Records shown:
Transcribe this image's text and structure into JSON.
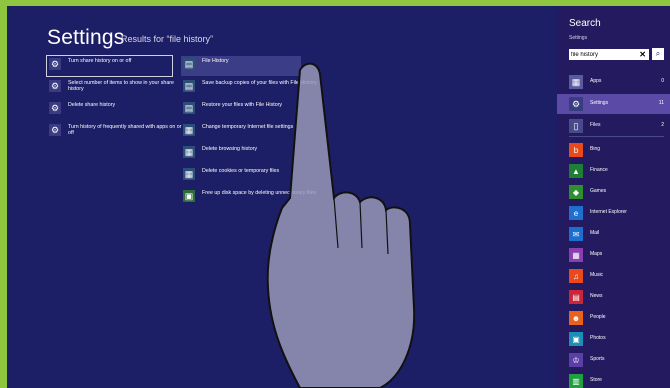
{
  "header": {
    "title": "Settings",
    "subtitle": "Results for “file history”"
  },
  "results_left": [
    {
      "label": "Turn share history on or off",
      "icon": "gear-icon"
    },
    {
      "label": "Select number of items to show in your share history",
      "icon": "gear-icon"
    },
    {
      "label": "Delete share history",
      "icon": "gear-icon"
    },
    {
      "label": "Turn history of frequently shared with apps on or off",
      "icon": "gear-icon"
    }
  ],
  "results_right": [
    {
      "label": "File History",
      "icon": "file-history-icon"
    },
    {
      "label": "Save backup copies of your files with File History",
      "icon": "file-history-icon"
    },
    {
      "label": "Restore your files with File History",
      "icon": "file-history-icon"
    },
    {
      "label": "Change temporary Internet file settings",
      "icon": "internet-settings-icon"
    },
    {
      "label": "Delete browsing history",
      "icon": "internet-settings-icon"
    },
    {
      "label": "Delete cookies or temporary files",
      "icon": "internet-settings-icon"
    },
    {
      "label": "Free up disk space by deleting unnecessary files",
      "icon": "disk-cleanup-icon"
    }
  ],
  "charm": {
    "title": "Search",
    "scope": "Settings",
    "query": "file history",
    "categories": [
      {
        "label": "Apps",
        "count": "0",
        "icon": "apps-icon",
        "color": "#5a5aa0"
      },
      {
        "label": "Settings",
        "count": "11",
        "icon": "gear-icon",
        "color": "#3a3c82"
      },
      {
        "label": "Files",
        "count": "2",
        "icon": "files-icon",
        "color": "#4a4a8a"
      }
    ],
    "apps": [
      {
        "label": "Bing",
        "icon": "bing-icon",
        "color": "#e8491d"
      },
      {
        "label": "Finance",
        "icon": "finance-icon",
        "color": "#1e7e34"
      },
      {
        "label": "Games",
        "icon": "games-icon",
        "color": "#2f8f2f"
      },
      {
        "label": "Internet Explorer",
        "icon": "internet-explorer-icon",
        "color": "#1f6fd1"
      },
      {
        "label": "Mail",
        "icon": "mail-icon",
        "color": "#1c6fcf"
      },
      {
        "label": "Maps",
        "icon": "maps-icon",
        "color": "#8a3fb0"
      },
      {
        "label": "Music",
        "icon": "music-icon",
        "color": "#e8491d"
      },
      {
        "label": "News",
        "icon": "news-icon",
        "color": "#c9263a"
      },
      {
        "label": "People",
        "icon": "people-icon",
        "color": "#e8621d"
      },
      {
        "label": "Photos",
        "icon": "photos-icon",
        "color": "#1c8fb8"
      },
      {
        "label": "Sports",
        "icon": "sports-icon",
        "color": "#5b3fa6"
      },
      {
        "label": "Store",
        "icon": "store-icon",
        "color": "#1f9f3f"
      }
    ]
  }
}
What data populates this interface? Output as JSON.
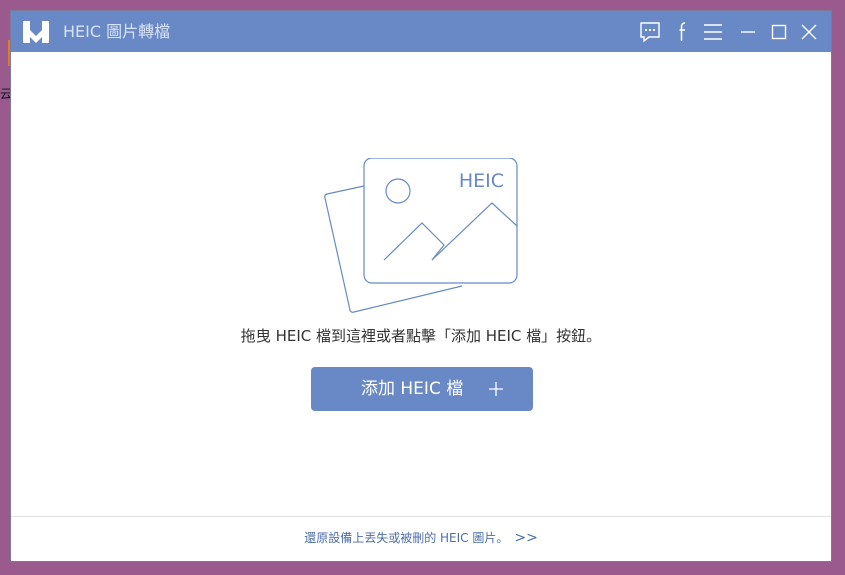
{
  "desktop": {
    "fragment_text": "云"
  },
  "window": {
    "title": "HEIC 圖片轉檔",
    "logo_icon": "heic-h-logo",
    "controls": [
      "feedback-icon",
      "facebook-icon",
      "menu-icon",
      "minimize-icon",
      "maximize-icon",
      "close-icon"
    ]
  },
  "main": {
    "illustration_text": "HEIC",
    "drop_hint": "拖曳 HEIC 檔到這裡或者點擊「添加 HEIC 檔」按鈕。",
    "add_button": {
      "label": "添加 HEIC 檔",
      "icon": "plus-icon"
    }
  },
  "footer": {
    "recover_link": "還原設備上丟失或被刪的 HEIC 圖片。",
    "recover_arrow": ">>"
  },
  "colors": {
    "accent": "#6889c5",
    "title_text": "#d7e2f4",
    "link": "#4e6ea8"
  }
}
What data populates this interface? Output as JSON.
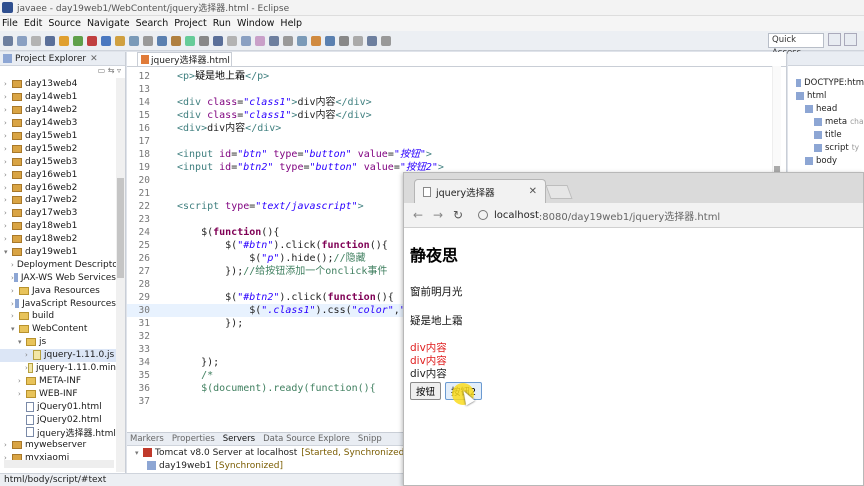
{
  "window": {
    "title": "javaee - day19web1/WebContent/jquery选择器.html - Eclipse"
  },
  "menu": [
    "File",
    "Edit",
    "Source",
    "Navigate",
    "Search",
    "Project",
    "Run",
    "Window",
    "Help"
  ],
  "toolbar": {
    "quick_access": "Quick Access"
  },
  "project_explorer": {
    "title": "Project Explorer",
    "close": "✕",
    "items": [
      {
        "label": "day13web4",
        "type": "project",
        "indent": 0
      },
      {
        "label": "day14web1",
        "type": "project",
        "indent": 0
      },
      {
        "label": "day14web2",
        "type": "project",
        "indent": 0
      },
      {
        "label": "day14web3",
        "type": "project",
        "indent": 0
      },
      {
        "label": "day15web1",
        "type": "project",
        "indent": 0
      },
      {
        "label": "day15web2",
        "type": "project",
        "indent": 0
      },
      {
        "label": "day15web3",
        "type": "project",
        "indent": 0
      },
      {
        "label": "day16web1",
        "type": "project",
        "indent": 0
      },
      {
        "label": "day16web2",
        "type": "project",
        "indent": 0
      },
      {
        "label": "day17web2",
        "type": "project",
        "indent": 0
      },
      {
        "label": "day17web3",
        "type": "project",
        "indent": 0
      },
      {
        "label": "day18web1",
        "type": "project",
        "indent": 0
      },
      {
        "label": "day18web2",
        "type": "project",
        "indent": 0
      },
      {
        "label": "day19web1",
        "type": "project",
        "indent": 0,
        "open": true
      },
      {
        "label": "Deployment Descripto",
        "type": "lib",
        "indent": 1
      },
      {
        "label": "JAX-WS Web Services",
        "type": "lib",
        "indent": 1
      },
      {
        "label": "Java Resources",
        "type": "folder",
        "indent": 1
      },
      {
        "label": "JavaScript Resources",
        "type": "lib",
        "indent": 1
      },
      {
        "label": "build",
        "type": "folder",
        "indent": 1
      },
      {
        "label": "WebContent",
        "type": "folder",
        "indent": 1,
        "open": true
      },
      {
        "label": "js",
        "type": "folder",
        "indent": 2,
        "open": true
      },
      {
        "label": "jquery-1.11.0.js",
        "type": "js",
        "indent": 3,
        "selected": true
      },
      {
        "label": "jquery-1.11.0.min",
        "type": "js",
        "indent": 3
      },
      {
        "label": "META-INF",
        "type": "folder",
        "indent": 2
      },
      {
        "label": "WEB-INF",
        "type": "folder",
        "indent": 2
      },
      {
        "label": "jQuery01.html",
        "type": "file",
        "indent": 2
      },
      {
        "label": "jQuery02.html",
        "type": "file",
        "indent": 2
      },
      {
        "label": "jquery选择器.html",
        "type": "file",
        "indent": 2
      },
      {
        "label": "mywebserver",
        "type": "project",
        "indent": 0
      },
      {
        "label": "myxiaomi",
        "type": "project",
        "indent": 0
      }
    ]
  },
  "editor": {
    "tab_label": "jquery选择器.html",
    "lines": [
      {
        "n": "12",
        "html": "<span class='tag'>&lt;p&gt;</span><span class='txt'>疑是地上霜</span><span class='tag'>&lt;/p&gt;</span>"
      },
      {
        "n": "13",
        "html": ""
      },
      {
        "n": "14",
        "html": "<span class='tag'>&lt;div </span><span class='attr'>class</span>=<span class='str'>\"class1\"</span><span class='tag'>&gt;</span>div内容<span class='tag'>&lt;/div&gt;</span>"
      },
      {
        "n": "15",
        "html": "<span class='tag'>&lt;div </span><span class='attr'>class</span>=<span class='str'>\"class1\"</span><span class='tag'>&gt;</span>div内容<span class='tag'>&lt;/div&gt;</span>"
      },
      {
        "n": "16",
        "html": "<span class='tag'>&lt;div&gt;</span>div内容<span class='tag'>&lt;/div&gt;</span>"
      },
      {
        "n": "17",
        "html": ""
      },
      {
        "n": "18",
        "html": "<span class='tag'>&lt;input </span><span class='attr'>id</span>=<span class='str'>\"btn\"</span> <span class='attr'>type</span>=<span class='str'>\"button\"</span> <span class='attr'>value</span>=<span class='str'>\"按钮\"</span><span class='tag'>&gt;</span>"
      },
      {
        "n": "19",
        "html": "<span class='tag'>&lt;input </span><span class='attr'>id</span>=<span class='str'>\"btn2\"</span> <span class='attr'>type</span>=<span class='str'>\"button\"</span> <span class='attr'>value</span>=<span class='str'>\"按钮2\"</span><span class='tag'>&gt;</span>"
      },
      {
        "n": "20",
        "html": ""
      },
      {
        "n": "21",
        "html": ""
      },
      {
        "n": "22",
        "html": "<span class='tag'>&lt;script </span><span class='attr'>type</span>=<span class='str'>\"text/javascript\"</span><span class='tag'>&gt;</span>"
      },
      {
        "n": "23",
        "html": ""
      },
      {
        "n": "24",
        "html": "    $(<span class='kw'>function</span>(){"
      },
      {
        "n": "25",
        "html": "        $(<span class='str'>\"#btn\"</span>).click(<span class='kw'>function</span>(){"
      },
      {
        "n": "26",
        "html": "            $(<span class='str'>\"p\"</span>).hide();<span class='cm'>//隐藏</span>"
      },
      {
        "n": "27",
        "html": "        });<span class='cm'>//给按钮添加一个onclick事件</span>"
      },
      {
        "n": "28",
        "html": ""
      },
      {
        "n": "29",
        "html": "        $(<span class='str'>\"#btn2\"</span>).click(<span class='kw'>function</span>(){"
      },
      {
        "n": "30",
        "html": "            $(<span class='str'>\".class1\"</span>).css(<span class='str'>\"color\"</span>,<span class='str'>\"red\"</span>);",
        "hl": true
      },
      {
        "n": "31",
        "html": "        });"
      },
      {
        "n": "32",
        "html": ""
      },
      {
        "n": "33",
        "html": ""
      },
      {
        "n": "34",
        "html": "    });"
      },
      {
        "n": "35",
        "html": "    <span class='cm'>/*</span>"
      },
      {
        "n": "36",
        "html": "    <span class='cm'>$(document).ready(function(){</span>"
      },
      {
        "n": "37",
        "html": ""
      }
    ]
  },
  "outline": {
    "items": [
      {
        "label": "DOCTYPE:htm",
        "indent": 0
      },
      {
        "label": "html",
        "indent": 0
      },
      {
        "label": "head",
        "indent": 1
      },
      {
        "label": "meta",
        "small": "cha",
        "indent": 2
      },
      {
        "label": "title",
        "indent": 2
      },
      {
        "label": "script",
        "small": "ty",
        "indent": 2
      },
      {
        "label": "body",
        "indent": 1
      }
    ]
  },
  "bottom_panel": {
    "tabs": [
      "Markers",
      "Properties",
      "Servers",
      "Data Source Explore",
      "Snipp"
    ],
    "server": "Tomcat v8.0 Server at localhost",
    "server_state": "[Started, Synchronized]",
    "module": "day19web1",
    "module_state": "[Synchronized]"
  },
  "statusbar": {
    "path": "html/body/script/#text"
  },
  "browser": {
    "tab_title": "jquery选择器",
    "tab_close": "✕",
    "url_host": "localhost",
    "url_rest": ":8080/day19web1/jquery选择器.html",
    "content": {
      "heading": "静夜思",
      "line1": "窗前明月光",
      "line2": "疑是地上霜",
      "div1": "div内容",
      "div2": "div内容",
      "div3": "div内容",
      "btn1": "按钮",
      "btn2": "按钮2"
    }
  }
}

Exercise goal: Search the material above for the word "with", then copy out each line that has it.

Exercise response:
      "label": "Turn history of frequently shared with apps on or off",
      "label": "Save backup copies of your files with File History",
      "label": "Restore your files with File History",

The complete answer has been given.